Some remarks people make to each other during the holidays can be painful, and for those with lung cancer the pain goes even deeper. You might be able to brush off, “I can’t believe your son Ricky didn’t choose a (fill in the blank) college. Did you know his cousin is an honor student at Harvard?” But some comments that lung cancer survivors have shared with me are more biting. “I always told you to quit smoking.” “Don’t you get cold being bald?” “My boss had lung cancer and he died.” “You look better after losing that weight on chemo (whispered).”
How can you deal with insensitive comments, and move beyond them to enjoy the holidays fully?

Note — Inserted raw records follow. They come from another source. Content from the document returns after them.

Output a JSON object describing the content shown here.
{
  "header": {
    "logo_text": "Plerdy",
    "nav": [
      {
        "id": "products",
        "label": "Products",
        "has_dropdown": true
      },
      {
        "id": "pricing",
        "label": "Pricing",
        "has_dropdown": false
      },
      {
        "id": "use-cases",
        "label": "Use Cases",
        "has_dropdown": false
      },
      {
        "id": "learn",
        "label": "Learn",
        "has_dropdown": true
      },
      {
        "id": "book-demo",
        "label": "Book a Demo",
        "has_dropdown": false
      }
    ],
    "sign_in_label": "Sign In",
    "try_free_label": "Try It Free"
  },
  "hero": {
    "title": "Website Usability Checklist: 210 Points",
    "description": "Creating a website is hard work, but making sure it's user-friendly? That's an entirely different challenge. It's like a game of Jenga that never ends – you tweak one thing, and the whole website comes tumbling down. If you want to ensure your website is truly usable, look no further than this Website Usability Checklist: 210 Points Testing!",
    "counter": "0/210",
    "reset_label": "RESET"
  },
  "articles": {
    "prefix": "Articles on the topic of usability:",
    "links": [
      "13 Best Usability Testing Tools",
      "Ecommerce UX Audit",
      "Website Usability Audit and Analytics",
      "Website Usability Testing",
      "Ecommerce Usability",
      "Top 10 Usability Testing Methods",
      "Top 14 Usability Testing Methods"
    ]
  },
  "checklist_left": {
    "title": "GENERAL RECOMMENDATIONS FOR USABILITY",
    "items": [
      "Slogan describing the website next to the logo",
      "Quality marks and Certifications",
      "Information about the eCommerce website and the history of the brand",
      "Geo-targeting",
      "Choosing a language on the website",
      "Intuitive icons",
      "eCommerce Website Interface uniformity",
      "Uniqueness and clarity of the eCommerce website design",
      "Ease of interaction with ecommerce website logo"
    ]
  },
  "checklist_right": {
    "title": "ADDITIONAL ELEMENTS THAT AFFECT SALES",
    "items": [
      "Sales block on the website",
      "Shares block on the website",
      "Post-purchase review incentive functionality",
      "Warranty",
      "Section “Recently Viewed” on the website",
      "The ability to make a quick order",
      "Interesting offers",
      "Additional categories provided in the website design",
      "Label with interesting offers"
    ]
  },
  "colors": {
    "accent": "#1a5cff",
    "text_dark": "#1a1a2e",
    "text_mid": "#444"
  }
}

The first step is to realize that most of these comments are not meant to be hurtful. Don’t take them too seriously. Many people simply don’t know what to say to someone living with cancer. Ignorance about lung cancer and an underlying fear that they could develop cancer themselves contribute as well. Still, on occasion you may run across people that are simply rude. Having a few “comebacks” may help you deflect those comments before you absorb them and let them interfere with your joy. Read on for Tips on Handling Insensitive Comments When You Have Lung Cancer.